(What the task asks): From the entries below, copy out every line with "readable" in it.

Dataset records
================================
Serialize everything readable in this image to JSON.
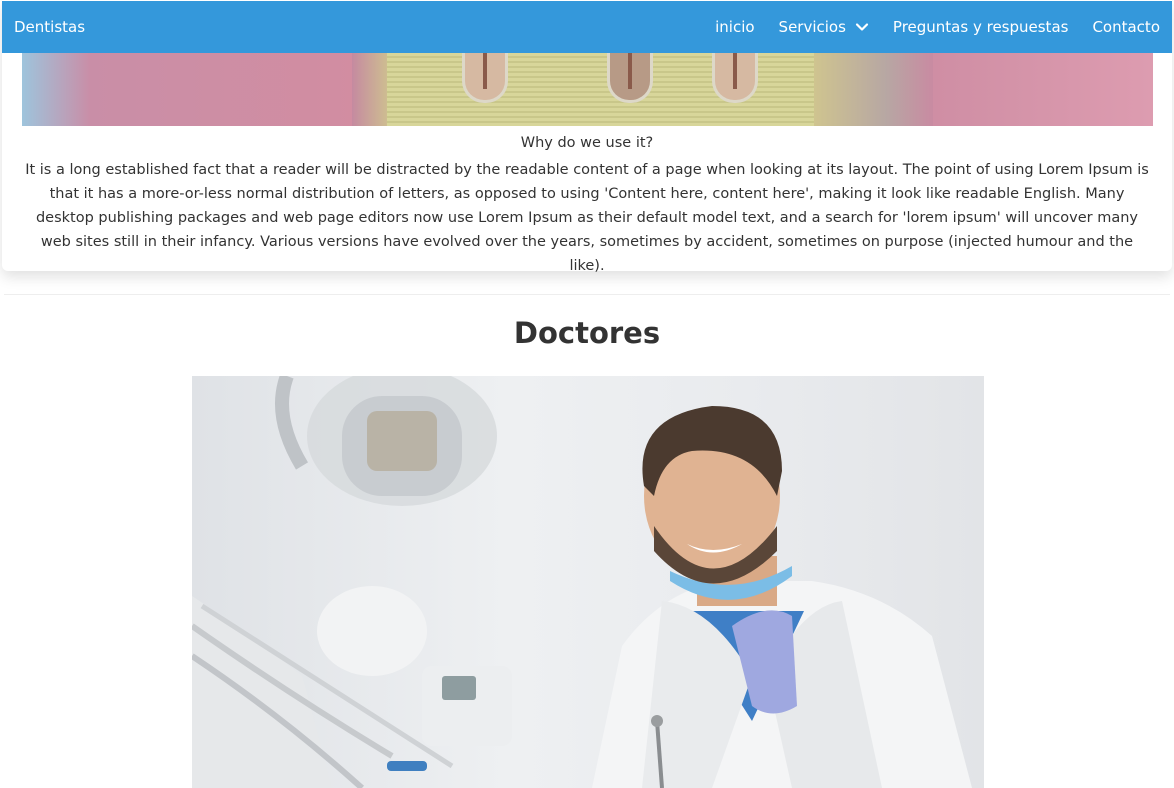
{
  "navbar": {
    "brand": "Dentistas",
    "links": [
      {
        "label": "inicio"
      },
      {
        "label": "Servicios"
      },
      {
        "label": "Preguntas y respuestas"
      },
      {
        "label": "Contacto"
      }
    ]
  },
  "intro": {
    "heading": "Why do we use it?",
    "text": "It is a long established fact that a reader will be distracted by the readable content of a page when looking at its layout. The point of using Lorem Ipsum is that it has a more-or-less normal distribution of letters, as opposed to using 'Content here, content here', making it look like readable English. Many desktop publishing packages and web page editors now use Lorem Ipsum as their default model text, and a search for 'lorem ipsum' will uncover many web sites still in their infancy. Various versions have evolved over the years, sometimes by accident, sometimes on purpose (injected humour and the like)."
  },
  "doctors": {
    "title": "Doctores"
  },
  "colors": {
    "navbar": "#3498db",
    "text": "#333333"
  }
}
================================
(Response box):
Serialize everything readable in this image to JSON.
    "text": "It is a long established fact that a reader will be distracted by the readable content of a page when looking at its layout. The point of using Lorem Ipsum is that it has a more-or-less normal distribution of letters, as opposed to using 'Content here, content here', making it look like readable English. Many desktop publishing packages and web page editors now use Lorem Ipsum as their default model text, and a search for 'lorem ipsum' will uncover many web sites still in their infancy. Various versions have evolved over the years, sometimes by accident, sometimes on purpose (injected humour and the like)."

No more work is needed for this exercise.